*HOW TO COMPLETE THIS TASK:* Write out all of the data again, exactly as it reads.

(Stored dataset items)
● ● ● ● ● ● ●
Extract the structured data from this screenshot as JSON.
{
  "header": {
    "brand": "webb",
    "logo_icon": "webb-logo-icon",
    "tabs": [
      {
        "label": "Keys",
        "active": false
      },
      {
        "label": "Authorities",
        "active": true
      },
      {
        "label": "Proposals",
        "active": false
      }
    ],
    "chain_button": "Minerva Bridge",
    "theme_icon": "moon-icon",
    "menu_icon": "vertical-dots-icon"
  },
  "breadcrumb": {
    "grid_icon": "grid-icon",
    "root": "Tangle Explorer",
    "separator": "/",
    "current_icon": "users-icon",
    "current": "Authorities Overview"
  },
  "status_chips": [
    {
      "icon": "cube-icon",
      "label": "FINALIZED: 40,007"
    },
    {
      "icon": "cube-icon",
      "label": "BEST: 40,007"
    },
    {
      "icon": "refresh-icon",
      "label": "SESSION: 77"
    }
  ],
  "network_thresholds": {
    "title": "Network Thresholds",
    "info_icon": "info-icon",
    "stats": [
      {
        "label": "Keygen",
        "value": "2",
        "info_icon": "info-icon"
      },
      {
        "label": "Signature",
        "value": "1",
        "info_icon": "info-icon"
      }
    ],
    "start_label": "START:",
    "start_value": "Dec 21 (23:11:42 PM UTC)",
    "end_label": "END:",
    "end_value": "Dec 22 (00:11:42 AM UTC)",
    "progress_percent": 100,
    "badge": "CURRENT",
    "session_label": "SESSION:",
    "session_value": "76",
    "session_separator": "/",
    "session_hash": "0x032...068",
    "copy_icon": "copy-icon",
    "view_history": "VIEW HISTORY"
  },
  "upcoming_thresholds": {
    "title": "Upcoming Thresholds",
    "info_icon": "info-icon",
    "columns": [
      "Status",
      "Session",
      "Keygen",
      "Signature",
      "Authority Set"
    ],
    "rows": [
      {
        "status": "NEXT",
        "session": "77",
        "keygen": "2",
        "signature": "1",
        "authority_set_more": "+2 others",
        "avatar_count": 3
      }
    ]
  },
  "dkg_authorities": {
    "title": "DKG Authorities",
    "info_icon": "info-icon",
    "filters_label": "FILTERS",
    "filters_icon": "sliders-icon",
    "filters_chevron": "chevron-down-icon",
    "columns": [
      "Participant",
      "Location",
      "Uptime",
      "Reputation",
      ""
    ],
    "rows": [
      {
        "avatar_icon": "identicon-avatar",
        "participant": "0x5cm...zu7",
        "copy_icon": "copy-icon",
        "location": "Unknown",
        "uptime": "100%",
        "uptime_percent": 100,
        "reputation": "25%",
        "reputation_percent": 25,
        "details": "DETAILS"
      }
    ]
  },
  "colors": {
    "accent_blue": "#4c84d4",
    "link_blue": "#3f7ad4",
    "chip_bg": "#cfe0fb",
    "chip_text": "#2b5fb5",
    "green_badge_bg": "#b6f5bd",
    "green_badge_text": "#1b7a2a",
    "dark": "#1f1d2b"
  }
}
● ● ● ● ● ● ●
*RESULT BELOW:*
Extract the structured data from this screenshot as JSON.
{
  "header": {
    "brand": "webb",
    "logo_icon": "webb-logo-icon",
    "tabs": [
      {
        "label": "Keys",
        "active": false
      },
      {
        "label": "Authorities",
        "active": true
      },
      {
        "label": "Proposals",
        "active": false
      }
    ],
    "chain_button": "Minerva Bridge",
    "theme_icon": "moon-icon",
    "menu_icon": "vertical-dots-icon"
  },
  "breadcrumb": {
    "grid_icon": "grid-icon",
    "root": "Tangle Explorer",
    "separator": "/",
    "current_icon": "users-icon",
    "current": "Authorities Overview"
  },
  "status_chips": [
    {
      "icon": "cube-icon",
      "label": "FINALIZED: 40,007"
    },
    {
      "icon": "cube-icon",
      "label": "BEST: 40,007"
    },
    {
      "icon": "refresh-icon",
      "label": "SESSION: 77"
    }
  ],
  "network_thresholds": {
    "title": "Network Thresholds",
    "info_icon": "info-icon",
    "stats": [
      {
        "label": "Keygen",
        "value": "2",
        "info_icon": "info-icon"
      },
      {
        "label": "Signature",
        "value": "1",
        "info_icon": "info-icon"
      }
    ],
    "start_label": "START:",
    "start_value": "Dec 21 (23:11:42 PM UTC)",
    "end_label": "END:",
    "end_value": "Dec 22 (00:11:42 AM UTC)",
    "progress_percent": 100,
    "badge": "CURRENT",
    "session_label": "SESSION:",
    "session_value": "76",
    "session_separator": "/",
    "session_hash": "0x032...068",
    "copy_icon": "copy-icon",
    "view_history": "VIEW HISTORY"
  },
  "upcoming_thresholds": {
    "title": "Upcoming Thresholds",
    "info_icon": "info-icon",
    "columns": [
      "Status",
      "Session",
      "Keygen",
      "Signature",
      "Authority Set"
    ],
    "rows": [
      {
        "status": "NEXT",
        "session": "77",
        "keygen": "2",
        "signature": "1",
        "authority_set_more": "+2 others",
        "avatar_count": 3
      }
    ]
  },
  "dkg_authorities": {
    "title": "DKG Authorities",
    "info_icon": "info-icon",
    "filters_label": "FILTERS",
    "filters_icon": "sliders-icon",
    "filters_chevron": "chevron-down-icon",
    "columns": [
      "Participant",
      "Location",
      "Uptime",
      "Reputation",
      ""
    ],
    "rows": [
      {
        "avatar_icon": "identicon-avatar",
        "participant": "0x5cm...zu7",
        "copy_icon": "copy-icon",
        "location": "Unknown",
        "uptime": "100%",
        "uptime_percent": 100,
        "reputation": "25%",
        "reputation_percent": 25,
        "details": "DETAILS"
      }
    ]
  },
  "colors": {
    "accent_blue": "#4c84d4",
    "link_blue": "#3f7ad4",
    "chip_bg": "#cfe0fb",
    "chip_text": "#2b5fb5",
    "green_badge_bg": "#b6f5bd",
    "green_badge_text": "#1b7a2a",
    "dark": "#1f1d2b"
  }
}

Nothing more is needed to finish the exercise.